Regulatory chaos spoils Phuket’s reopening
Traffic to pick up as entry process settles
The Phuket sandbox experienced regulatory chaos in the days leading up to its reopening on Thursday after an endorsement of the plan was published in the Royal Gazette published on Tuesday night.
Tourism operators have said that the scheme is not inclusive for all stakeholders, particularly small operators.
The long-awaited official announcement on Tuesday night came a bit too late as some tourists who had booked flights for today decided to cancel or postpone their trip as they were not confident whether approval of the certificate of entry (COE) would be done in time, said a tourism source who requested anonymity.
Even though the Foreign Ministry sped up the process and quickly granted COEs to a number of tourists after the official announcement was made, some tourists who had not obtained a COE before departure decided to cancel their trip.
Yuthasak Supasorn, Tourism Authority of Thailand (TAT) governor, said that every inoculated tourist who applies for a COE will not have to stay in a local quarantine facility unless they registered for a COE before the Foreign Ministry opened the process.
He said the Foreign Ministry had prepared in advance by opening the registration process on Monday, however, approvals could not be made until an announcement was published in the Royal Gazette.
“We reassured travellers that their certificates would be approved and flights to Phuket were confirmed,” Mr Yuthasak said.
He said moving forward, Phuket is ready to welcome international tourists with no additional obstacles and that the COE process may take three to five days.
At least 300 tourists from five airlines will form the first batch to enter the island today. Prime Minister Prayut Chan-o-cha will be at the airport to welcome vaccinated international tourists, mostly from Europe, the US and the Middle East.
Meanwhile, hotel bookings have also picked up after the reopening scheme was made official.
At least 24,972 room nights have been booked for July 1-15, up from 11,000 room nights reported on Monday.
Thaneth Tantipiriyakij, president of the Phuket Tourism Council, said foreign guests alone are not enough to save the tourism industry.

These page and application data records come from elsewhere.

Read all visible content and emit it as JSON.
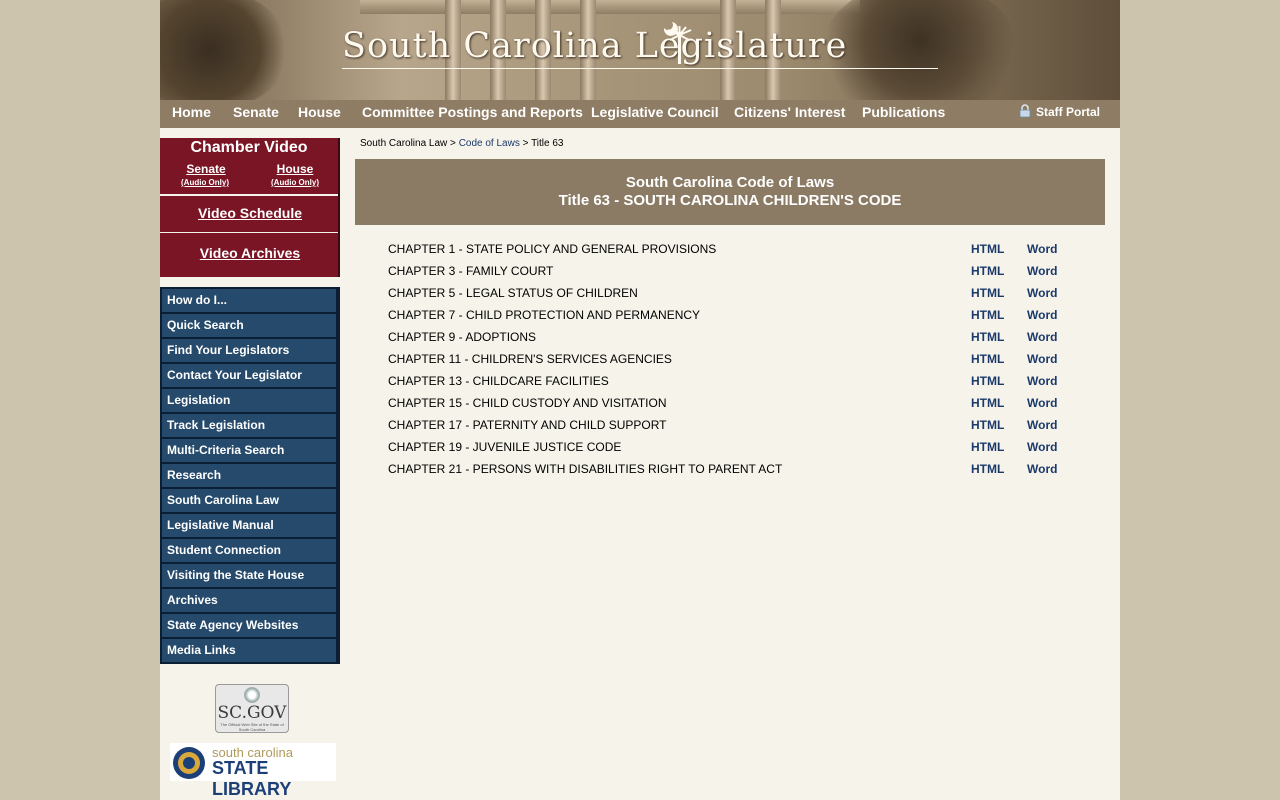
{
  "banner": {
    "site_title": "South Carolina Legislature"
  },
  "topnav": {
    "items": [
      "Home",
      "Senate",
      "House",
      "Committee Postings and Reports",
      "Legislative Council",
      "Citizens' Interest",
      "Publications"
    ],
    "staff_portal": "Staff Portal"
  },
  "chamber_video": {
    "title": "Chamber Video",
    "senate": "Senate",
    "senate_sub": "(Audio Only)",
    "house": "House",
    "house_sub": "(Audio Only)",
    "schedule": "Video Schedule",
    "archives": "Video Archives"
  },
  "side_menu": {
    "items": [
      "How do I...",
      "Quick Search",
      "Find Your Legislators",
      "Contact Your Legislator",
      "Legislation",
      "Track Legislation",
      "Multi-Criteria Search",
      "Research",
      "South Carolina Law",
      "Legislative Manual",
      "Student Connection",
      "Visiting the State House",
      "Archives",
      "State Agency Websites",
      "Media Links"
    ]
  },
  "logos": {
    "scgov": "SC.GOV",
    "scgov_tagline": "The Official Web Site of the State of South Carolina",
    "state_library_line1": "south carolina",
    "state_library_line2": "STATE LIBRARY"
  },
  "breadcrumb": {
    "root": "South Carolina Law",
    "sep1": " > ",
    "code": "Code of Laws",
    "sep2": " > ",
    "current": "Title 63"
  },
  "heading": {
    "line1": "South Carolina Code of Laws",
    "line2": "Title 63 - SOUTH CAROLINA CHILDREN'S CODE"
  },
  "chapter_links": {
    "html": "HTML",
    "word": "Word"
  },
  "chapters": [
    "CHAPTER 1 - STATE POLICY AND GENERAL PROVISIONS",
    "CHAPTER 3 - FAMILY COURT",
    "CHAPTER 5 - LEGAL STATUS OF CHILDREN",
    "CHAPTER 7 - CHILD PROTECTION AND PERMANENCY",
    "CHAPTER 9 - ADOPTIONS",
    "CHAPTER 11 - CHILDREN'S SERVICES AGENCIES",
    "CHAPTER 13 - CHILDCARE FACILITIES",
    "CHAPTER 15 - CHILD CUSTODY AND VISITATION",
    "CHAPTER 17 - PATERNITY AND CHILD SUPPORT",
    "CHAPTER 19 - JUVENILE JUSTICE CODE",
    "CHAPTER 21 - PERSONS WITH DISABILITIES RIGHT TO PARENT ACT"
  ],
  "colors": {
    "page_bg": "#cdc4ad",
    "content_bg": "#f6f3ea",
    "nav_bg": "#8e7c64",
    "chamber_bg": "#7a1526",
    "menu_bg": "#264a6b",
    "link": "#1b3a6b"
  }
}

“Most tourism benefits are likely to go to big players and will leave small and medium operators behind,” he said.
Mr Thaneth added that Phuket still needs a boost from domestic tourists as this group is an important market for small operators.